Since additive manufacturing’s inception in the 1980s, it has become more and more entrenched in the world of manufacturing. One of the areas where it’s had the biggest impact is in the aerospace industry. That’s because additive manufacturing in aerospace allows for production of lighter, more durable and more efficient designs.

Let’s look at why that is.

Unlike traditional subtractive manufacturing that involves cutting away at a block of material to come up with the desired object, additive manufacturing is the process of creating an object by stacking ultrathin layers of materials on top of one another.[1] This results in a number of benefits: less waste, more strength, lighter weight, faster production and lower costs — benefits that are understandably attractive to manufacturers of military and civilian aircraft, spacecrafts and rockets, helicopters, unmanned aerial vehicles (UAVS) and jet engines.

Let’s take a look at the issue of waste. With on-site 3D printers, suppliers can create highly customized aircraft parts with much less waste of time and resources, which has tremendous implications for the environment. The process of 3D printing utilizes resources very efficiently, using only the material needed for a particular part. This contrasts with traditional manufacturing, in which even the leanest of facilities creates waste in the form of leftover materials.
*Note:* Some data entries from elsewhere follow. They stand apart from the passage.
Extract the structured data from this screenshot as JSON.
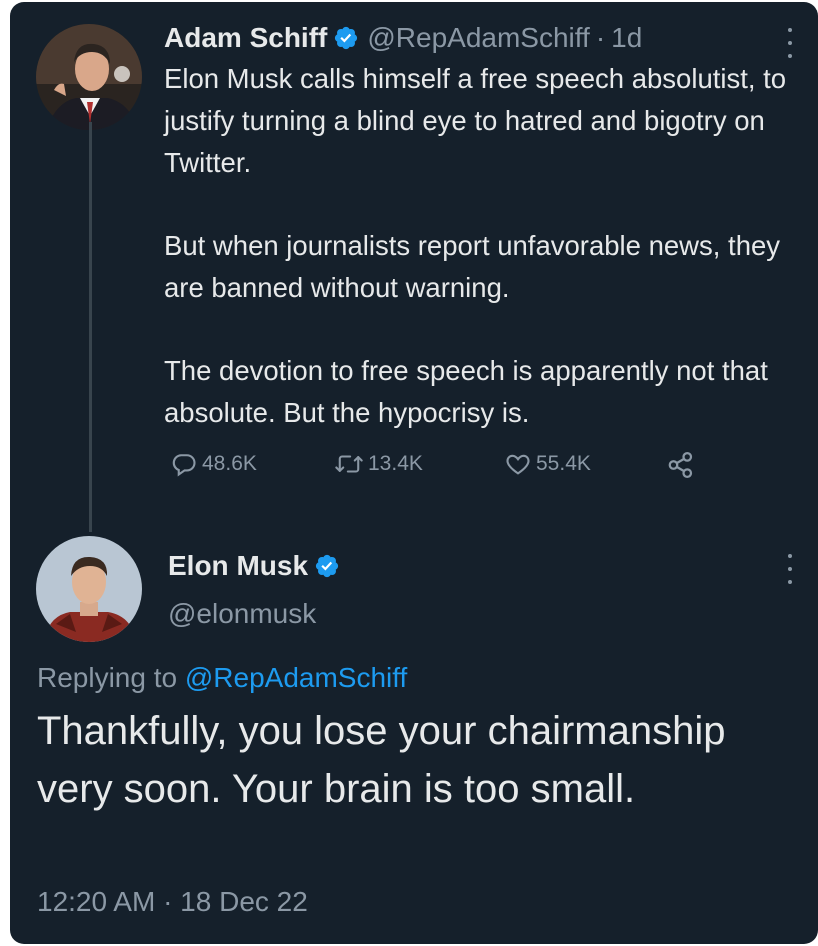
{
  "tweet": {
    "author": {
      "name": "Adam Schiff",
      "handle": "@RepAdamSchiff",
      "separator": "·",
      "time": "1d"
    },
    "paragraphs": [
      "Elon Musk calls himself a free speech absolutist, to justify turning a blind eye to hatred and bigotry on Twitter.",
      "But when journalists report unfavorable news, they are banned without warning.",
      "The devotion to free speech is apparently not that absolute. But the hypocrisy is."
    ],
    "stats": {
      "replies": "48.6K",
      "retweets": "13.4K",
      "likes": "55.4K"
    }
  },
  "reply": {
    "author": {
      "name": "Elon Musk",
      "handle": "@elonmusk"
    },
    "replying_prefix": "Replying to",
    "replying_handle": "@RepAdamSchiff",
    "text": "Thankfully, you lose your chairmanship very soon. Your brain is too small.",
    "timestamp": "12:20 AM · 18 Dec 22"
  },
  "colors": {
    "background": "#15202b",
    "text_primary": "#e7e9ea",
    "text_secondary": "#8b98a5",
    "accent": "#1d9bf0",
    "thread_line": "#38444d"
  },
  "icons": {
    "verified": "verified-badge-icon",
    "reply": "reply-icon",
    "retweet": "retweet-icon",
    "like": "heart-icon",
    "share": "share-icon",
    "more": "more-vertical-icon"
  }
}
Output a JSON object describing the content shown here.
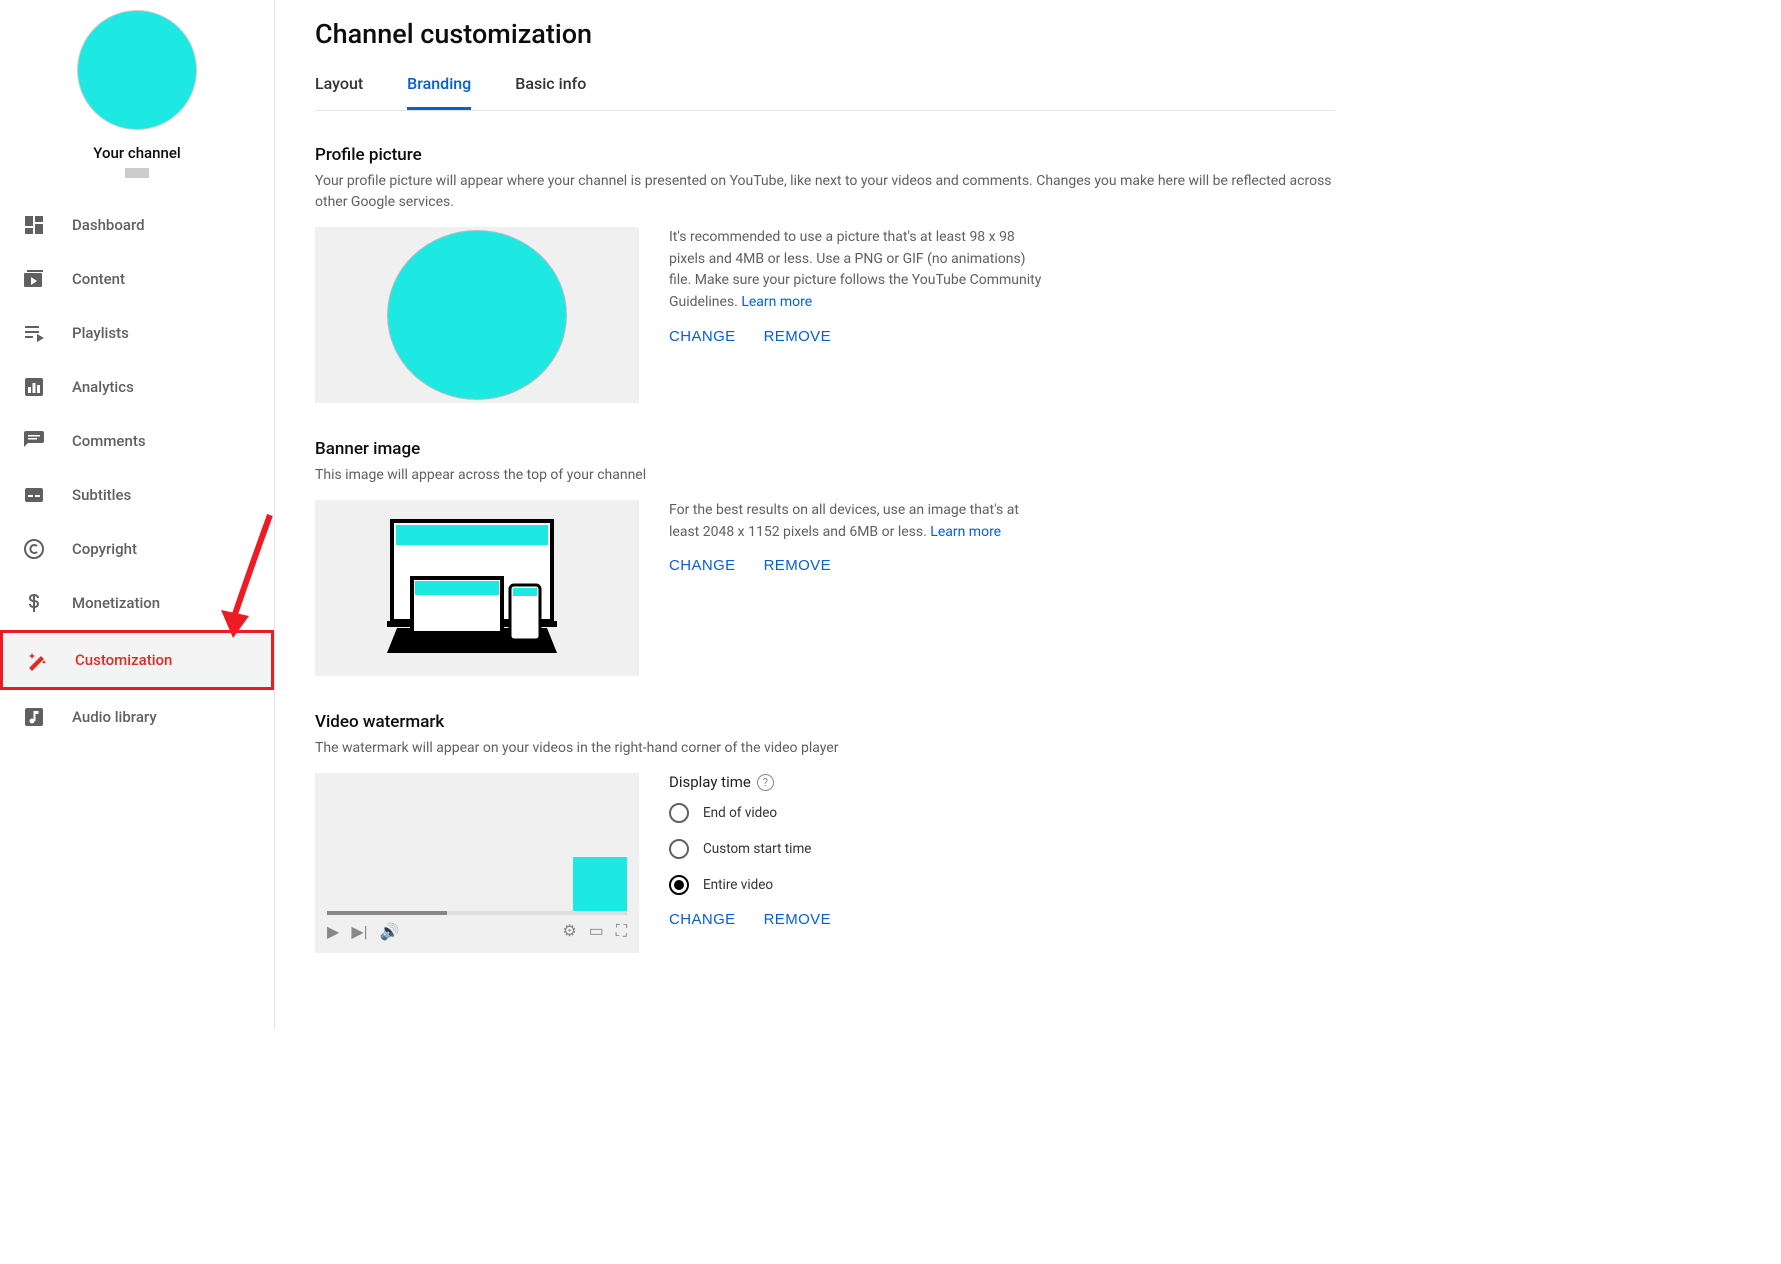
{
  "sidebar": {
    "your_channel": "Your channel",
    "items": [
      {
        "label": "Dashboard"
      },
      {
        "label": "Content"
      },
      {
        "label": "Playlists"
      },
      {
        "label": "Analytics"
      },
      {
        "label": "Comments"
      },
      {
        "label": "Subtitles"
      },
      {
        "label": "Copyright"
      },
      {
        "label": "Monetization"
      },
      {
        "label": "Customization"
      },
      {
        "label": "Audio library"
      }
    ]
  },
  "page": {
    "title": "Channel customization",
    "tabs": {
      "layout": "Layout",
      "branding": "Branding",
      "basic": "Basic info"
    }
  },
  "profile": {
    "title": "Profile picture",
    "desc": "Your profile picture will appear where your channel is presented on YouTube, like next to your videos and comments. Changes you make here will be reflected across other Google services.",
    "reco": "It's recommended to use a picture that's at least 98 x 98 pixels and 4MB or less. Use a PNG or GIF (no animations) file. Make sure your picture follows the YouTube Community Guidelines. ",
    "learn_more": "Learn more",
    "change": "CHANGE",
    "remove": "REMOVE"
  },
  "banner": {
    "title": "Banner image",
    "desc": "This image will appear across the top of your channel",
    "reco": "For the best results on all devices, use an image that's at least 2048 x 1152 pixels and 6MB or less. ",
    "learn_more": "Learn more",
    "change": "CHANGE",
    "remove": "REMOVE"
  },
  "watermark": {
    "title": "Video watermark",
    "desc": "The watermark will appear on your videos in the right-hand corner of the video player",
    "display_time": "Display time",
    "options": {
      "end": "End of video",
      "custom": "Custom start time",
      "entire": "Entire video"
    },
    "change": "CHANGE",
    "remove": "REMOVE"
  }
}
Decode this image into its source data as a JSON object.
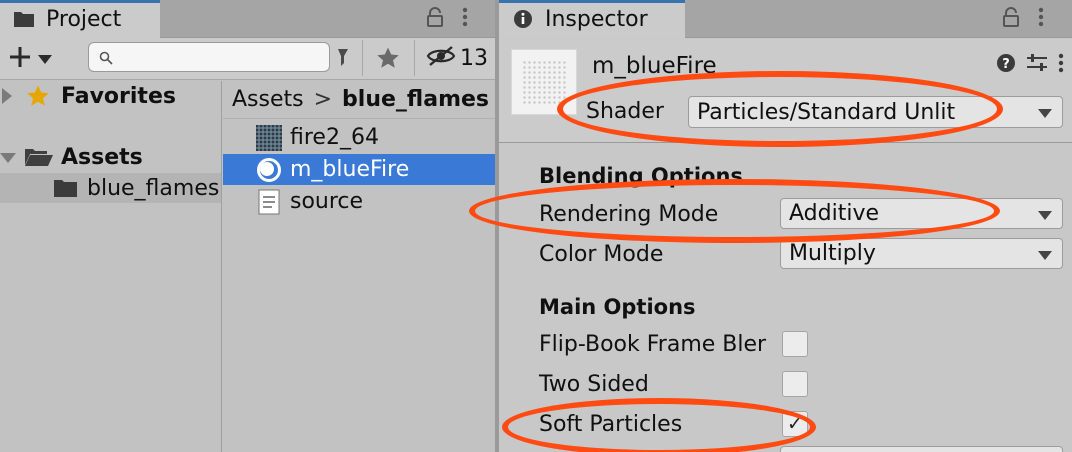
{
  "project": {
    "tab_title": "Project",
    "hidden_count": "13",
    "search_placeholder": "",
    "tree": [
      {
        "label": "Favorites",
        "icon": "star-icon",
        "expanded": false
      },
      {
        "label": "Assets",
        "icon": "folder-open-icon",
        "expanded": true
      },
      {
        "label": "blue_flames",
        "icon": "folder-icon",
        "selected": true
      }
    ],
    "breadcrumb": {
      "root": "Assets",
      "separator": ">",
      "current": "blue_flames"
    },
    "files": [
      {
        "label": "fire2_64",
        "icon": "texture-icon"
      },
      {
        "label": "m_blueFire",
        "icon": "material-icon",
        "selected": true
      },
      {
        "label": "source",
        "icon": "document-icon"
      }
    ]
  },
  "inspector": {
    "tab_title": "Inspector",
    "object_name": "m_blueFire",
    "shader_label": "Shader",
    "shader_value": "Particles/Standard Unlit",
    "sections": {
      "blending": "Blending Options",
      "main": "Main Options"
    },
    "rendering_mode_label": "Rendering Mode",
    "rendering_mode_value": "Additive",
    "color_mode_label": "Color Mode",
    "color_mode_value": "Multiply",
    "flipbook_label": "Flip-Book Frame Bler",
    "flipbook_checked": false,
    "two_sided_label": "Two Sided",
    "two_sided_checked": false,
    "soft_particles_label": "Soft Particles",
    "soft_particles_checked": true,
    "checkmark_glyph": "✓"
  },
  "colors": {
    "highlight_ring": "#ff4a12",
    "selection": "#3a7ad6",
    "tab_accent": "#3a72b0"
  }
}
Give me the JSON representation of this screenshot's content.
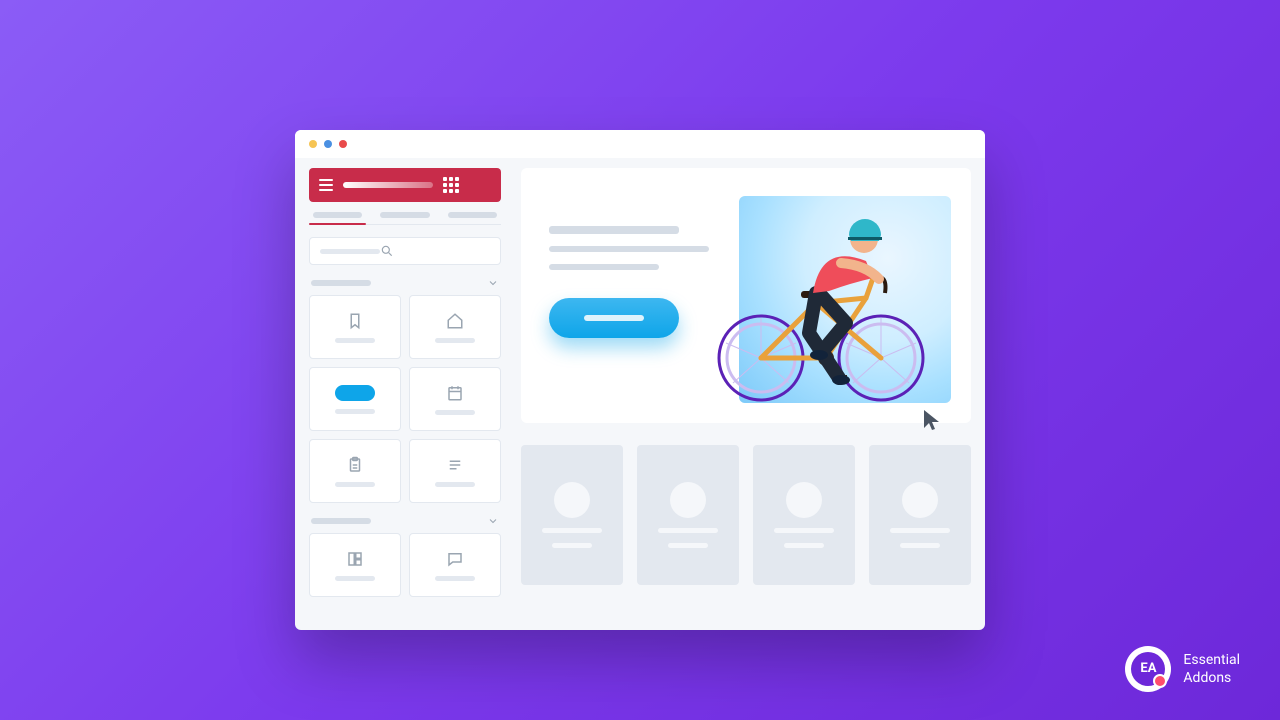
{
  "brand": {
    "line1": "Essential",
    "line2": "Addons",
    "badge_text": "EA"
  },
  "window": {
    "dots": [
      "yellow",
      "blue",
      "red"
    ]
  },
  "sidebar": {
    "topbar": {
      "hamburger_icon": "menu-icon",
      "apps_icon": "apps-grid-icon"
    },
    "tabs": [
      {
        "active": true
      },
      {
        "active": false
      },
      {
        "active": false
      }
    ],
    "search": {
      "placeholder": "",
      "icon": "search-icon"
    },
    "sections": [
      {
        "tiles": [
          {
            "icon": "bookmark-icon"
          },
          {
            "icon": "home-icon"
          }
        ]
      },
      {
        "tiles": [
          {
            "icon": "pill-active",
            "active": true
          },
          {
            "icon": "calendar-icon"
          }
        ]
      },
      {
        "tiles": [
          {
            "icon": "clipboard-icon"
          },
          {
            "icon": "text-lines-icon"
          }
        ]
      },
      {
        "tiles": [
          {
            "icon": "layout-icon"
          },
          {
            "icon": "chat-icon"
          }
        ]
      }
    ]
  },
  "hero": {
    "cta_label": "",
    "cursor_icon": "cursor-icon",
    "illustration": "cyclist-illustration"
  },
  "cards": [
    {},
    {},
    {},
    {}
  ]
}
Because 3D-printed components are designed from scratch and material is added only where needed, nothing goes unused.

Strength is another benefit of additive manufacturing in aerospace. In subtractive manufacturing, certain materials — such as metal — may become weaker when hollowed or thinned out, or have vulnerable connection points where two separate components were joined together. In contrast, additive manufacturing allows for one solid piece that is stronger as a whole.[2]

Now let’s look at the issue of weight. Additive manufacturing allows for use of a wider range of materials and designs, which can in turn reduce weight of different parts. Reduced weight can lead to lower costs that trickle down the supply chain, as well as lower fuel usage that will help the environment.[3]

Another benefit of additive manufacturing is that it saves time. In 2016, Boeing — in conjunction with Oak Ridge National Laboratory — set a Guinness World Record for creating the largest single-piece, solid object with additive manufacturing. The piece, a 777x wing trim tool used to create the wings of the next generation of 777 planes, was “printed” in a mere 30 hours — a vast improvement over the three-month average it takes to create the wing trim tool using traditional manufacturing methods. The significant amount of production time that manufacturers can save by using additive manufacturing in aerospace has massive implications for an industry that has tight timelines and has been plagued, in recent years, by fallout from manufacturing delays.[4]

Finally, let’s take a look at costs. As mentioned earlier, the reduced weight of additive manufactured parts can create lower costs that trickle down the supply chain. In addition, the technology allows manufacturers to consolidate parts, which may reduce supply sources and logistical costs.[5]

Discover the benefits of additive manufacturing in aerospace firsthand at AeroDef Manufacturing 2020, March 16-19 at the Fort Worth Convention Center.